━━━ Extracted records ━━━

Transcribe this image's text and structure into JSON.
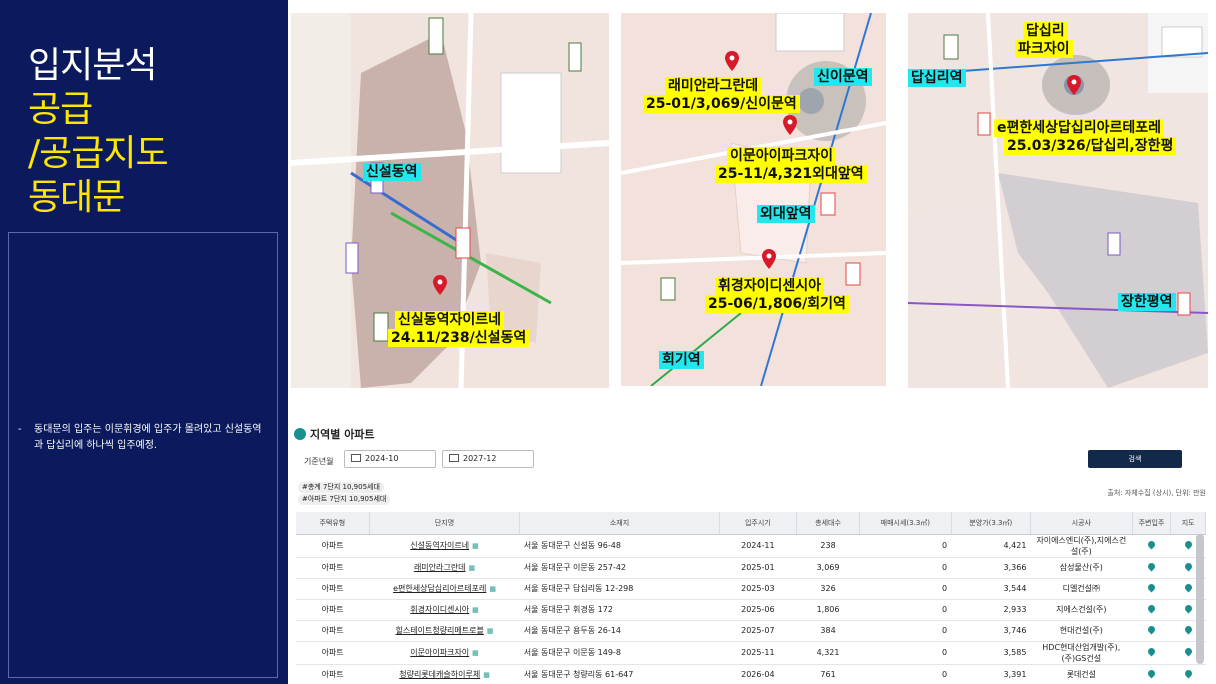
{
  "slide": {
    "title_line1": "입지분석",
    "title_line2": "공급",
    "title_line3": "/공급지도",
    "title_line4": "동대문",
    "note_dash": "-",
    "note_text": "동대문의 입주는 이문휘경에 입주가 몰려있고 신설동역과 답십리에 하나씩 입주예정."
  },
  "maps": {
    "map1": {
      "station": "신설동역",
      "complex_name": "신실동역자이르네",
      "complex_info": "24.11/238/신설동역"
    },
    "map2": {
      "station_sinimun": "신이문역",
      "station_hufs": "외대앞역",
      "station_hoegi": "회기역",
      "c1_name": "래미안라그란데",
      "c1_info": "25-01/3,069/신이문역",
      "c2_name": "이문아이파크자이",
      "c2_info": "25-11/4,321외대앞역",
      "c3_name": "휘경자이디센시아",
      "c3_info": "25-06/1,806/회기역"
    },
    "map3": {
      "station_dapsimni": "답십리역",
      "station_janghanpyeong": "장한평역",
      "c1_name": "답십리",
      "c1_name2": "파크자이",
      "c2_name": "e편한세상답십리아르테포레",
      "c2_info": "25.03/326/답십리,장한평"
    }
  },
  "panel": {
    "title": "지역별 아파트",
    "basis_label": "기준년월",
    "date_from": "2024-10",
    "date_to": "2027-12",
    "search_label": "검색",
    "count_total": "#총계 7단지 10,905세대",
    "count_apt": "#아파트 7단지 10,905세대",
    "source_note": "출처: 자체수집 (상시), 단위: 만원",
    "headers": [
      "주택유형",
      "단지명",
      "소재지",
      "입주시기",
      "총세대수",
      "매매시세(3.3㎡)",
      "분양가(3.3㎡)",
      "시공사",
      "주변입주",
      "지도"
    ],
    "rows": [
      {
        "type": "아파트",
        "name": "신설동역자이르네",
        "addr": "서울 동대문구 신설동 96-48",
        "date": "2024-11",
        "units": "238",
        "trade": "0",
        "price": "4,421",
        "builder": "자이에스엔디(주),지에스건설(주)"
      },
      {
        "type": "아파트",
        "name": "래미안라그란데",
        "addr": "서울 동대문구 이문동 257-42",
        "date": "2025-01",
        "units": "3,069",
        "trade": "0",
        "price": "3,366",
        "builder": "삼성물산(주)"
      },
      {
        "type": "아파트",
        "name": "e편한세상답십리아르테포레",
        "addr": "서울 동대문구 답십리동 12-298",
        "date": "2025-03",
        "units": "326",
        "trade": "0",
        "price": "3,544",
        "builder": "디엘건설㈜"
      },
      {
        "type": "아파트",
        "name": "휘경자이디센시아",
        "addr": "서울 동대문구 휘경동 172",
        "date": "2025-06",
        "units": "1,806",
        "trade": "0",
        "price": "2,933",
        "builder": "지에스건설(주)"
      },
      {
        "type": "아파트",
        "name": "힐스테이트청량리메트로블",
        "addr": "서울 동대문구 용두동 26-14",
        "date": "2025-07",
        "units": "384",
        "trade": "0",
        "price": "3,746",
        "builder": "현대건설(주)"
      },
      {
        "type": "아파트",
        "name": "이문아이파크자이",
        "addr": "서울 동대문구 이문동 149-8",
        "date": "2025-11",
        "units": "4,321",
        "trade": "0",
        "price": "3,585",
        "builder": "HDC현대산업개발(주),(주)GS건설"
      },
      {
        "type": "아파트",
        "name": "청량리롯데캐슬하이루체",
        "addr": "서울 동대문구 청량리동 61-647",
        "date": "2026-04",
        "units": "761",
        "trade": "0",
        "price": "3,391",
        "builder": "롯데건설"
      }
    ]
  },
  "colors": {
    "navy": "#0b1a5c",
    "accent_yellow": "#ffe600",
    "label_yellow": "#ffff00",
    "label_cyan": "#22e8ee",
    "pin_red": "#d7192a"
  }
}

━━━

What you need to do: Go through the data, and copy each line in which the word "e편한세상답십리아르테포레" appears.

Response for this exercise:
      "c2_name": "e편한세상답십리아르테포레",
        "name": "e편한세상답십리아르테포레",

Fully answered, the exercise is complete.